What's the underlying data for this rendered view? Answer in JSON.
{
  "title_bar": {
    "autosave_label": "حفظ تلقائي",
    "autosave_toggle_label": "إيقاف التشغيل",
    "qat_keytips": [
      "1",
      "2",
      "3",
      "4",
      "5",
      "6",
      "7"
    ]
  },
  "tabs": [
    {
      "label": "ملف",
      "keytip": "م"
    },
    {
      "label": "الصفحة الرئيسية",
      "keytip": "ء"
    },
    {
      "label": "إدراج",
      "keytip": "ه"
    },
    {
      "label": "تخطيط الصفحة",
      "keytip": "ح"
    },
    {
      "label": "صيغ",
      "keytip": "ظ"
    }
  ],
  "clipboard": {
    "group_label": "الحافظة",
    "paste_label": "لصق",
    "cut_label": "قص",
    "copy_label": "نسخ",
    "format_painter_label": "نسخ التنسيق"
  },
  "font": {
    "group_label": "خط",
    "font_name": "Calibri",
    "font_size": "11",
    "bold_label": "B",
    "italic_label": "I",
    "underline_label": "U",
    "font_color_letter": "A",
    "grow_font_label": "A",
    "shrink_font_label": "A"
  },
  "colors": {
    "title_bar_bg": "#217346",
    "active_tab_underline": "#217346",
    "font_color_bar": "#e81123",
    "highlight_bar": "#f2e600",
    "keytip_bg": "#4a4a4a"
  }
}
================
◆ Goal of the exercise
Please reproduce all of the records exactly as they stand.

◆ Expected answer
What's the underlying data for this rendered view? Answer in JSON.
{
  "title_bar": {
    "autosave_label": "حفظ تلقائي",
    "autosave_toggle_label": "إيقاف التشغيل",
    "qat_keytips": [
      "1",
      "2",
      "3",
      "4",
      "5",
      "6",
      "7"
    ]
  },
  "tabs": [
    {
      "label": "ملف",
      "keytip": "م"
    },
    {
      "label": "الصفحة الرئيسية",
      "keytip": "ء"
    },
    {
      "label": "إدراج",
      "keytip": "ه"
    },
    {
      "label": "تخطيط الصفحة",
      "keytip": "ح"
    },
    {
      "label": "صيغ",
      "keytip": "ظ"
    }
  ],
  "clipboard": {
    "group_label": "الحافظة",
    "paste_label": "لصق",
    "cut_label": "قص",
    "copy_label": "نسخ",
    "format_painter_label": "نسخ التنسيق"
  },
  "font": {
    "group_label": "خط",
    "font_name": "Calibri",
    "font_size": "11",
    "bold_label": "B",
    "italic_label": "I",
    "underline_label": "U",
    "font_color_letter": "A",
    "grow_font_label": "A",
    "shrink_font_label": "A"
  },
  "colors": {
    "title_bar_bg": "#217346",
    "active_tab_underline": "#217346",
    "font_color_bar": "#e81123",
    "highlight_bar": "#f2e600",
    "keytip_bg": "#4a4a4a"
  }
}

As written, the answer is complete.